• DATA

○ ○ ○

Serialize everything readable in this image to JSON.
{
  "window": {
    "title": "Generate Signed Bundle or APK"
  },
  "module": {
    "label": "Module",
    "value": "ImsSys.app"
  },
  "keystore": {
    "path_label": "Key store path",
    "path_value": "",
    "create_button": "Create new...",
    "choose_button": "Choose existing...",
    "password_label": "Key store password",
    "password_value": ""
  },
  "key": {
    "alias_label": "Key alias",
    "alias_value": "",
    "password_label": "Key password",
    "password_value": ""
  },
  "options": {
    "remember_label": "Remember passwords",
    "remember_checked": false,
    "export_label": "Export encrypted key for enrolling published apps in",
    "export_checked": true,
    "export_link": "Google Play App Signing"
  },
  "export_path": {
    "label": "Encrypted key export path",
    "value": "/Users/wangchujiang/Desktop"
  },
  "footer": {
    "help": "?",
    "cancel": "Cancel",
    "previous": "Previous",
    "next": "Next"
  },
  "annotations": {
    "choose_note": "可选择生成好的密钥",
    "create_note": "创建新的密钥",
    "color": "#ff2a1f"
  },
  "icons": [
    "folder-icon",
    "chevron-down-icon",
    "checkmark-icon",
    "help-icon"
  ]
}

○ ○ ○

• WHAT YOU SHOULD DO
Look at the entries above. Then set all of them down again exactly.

• ANSWER AREA
Serialize everything readable in this image to JSON.
{
  "window": {
    "title": "Generate Signed Bundle or APK"
  },
  "module": {
    "label": "Module",
    "value": "ImsSys.app"
  },
  "keystore": {
    "path_label": "Key store path",
    "path_value": "",
    "create_button": "Create new...",
    "choose_button": "Choose existing...",
    "password_label": "Key store password",
    "password_value": ""
  },
  "key": {
    "alias_label": "Key alias",
    "alias_value": "",
    "password_label": "Key password",
    "password_value": ""
  },
  "options": {
    "remember_label": "Remember passwords",
    "remember_checked": false,
    "export_label": "Export encrypted key for enrolling published apps in",
    "export_checked": true,
    "export_link": "Google Play App Signing"
  },
  "export_path": {
    "label": "Encrypted key export path",
    "value": "/Users/wangchujiang/Desktop"
  },
  "footer": {
    "help": "?",
    "cancel": "Cancel",
    "previous": "Previous",
    "next": "Next"
  },
  "annotations": {
    "choose_note": "可选择生成好的密钥",
    "create_note": "创建新的密钥",
    "color": "#ff2a1f"
  },
  "icons": [
    "folder-icon",
    "chevron-down-icon",
    "checkmark-icon",
    "help-icon"
  ]
}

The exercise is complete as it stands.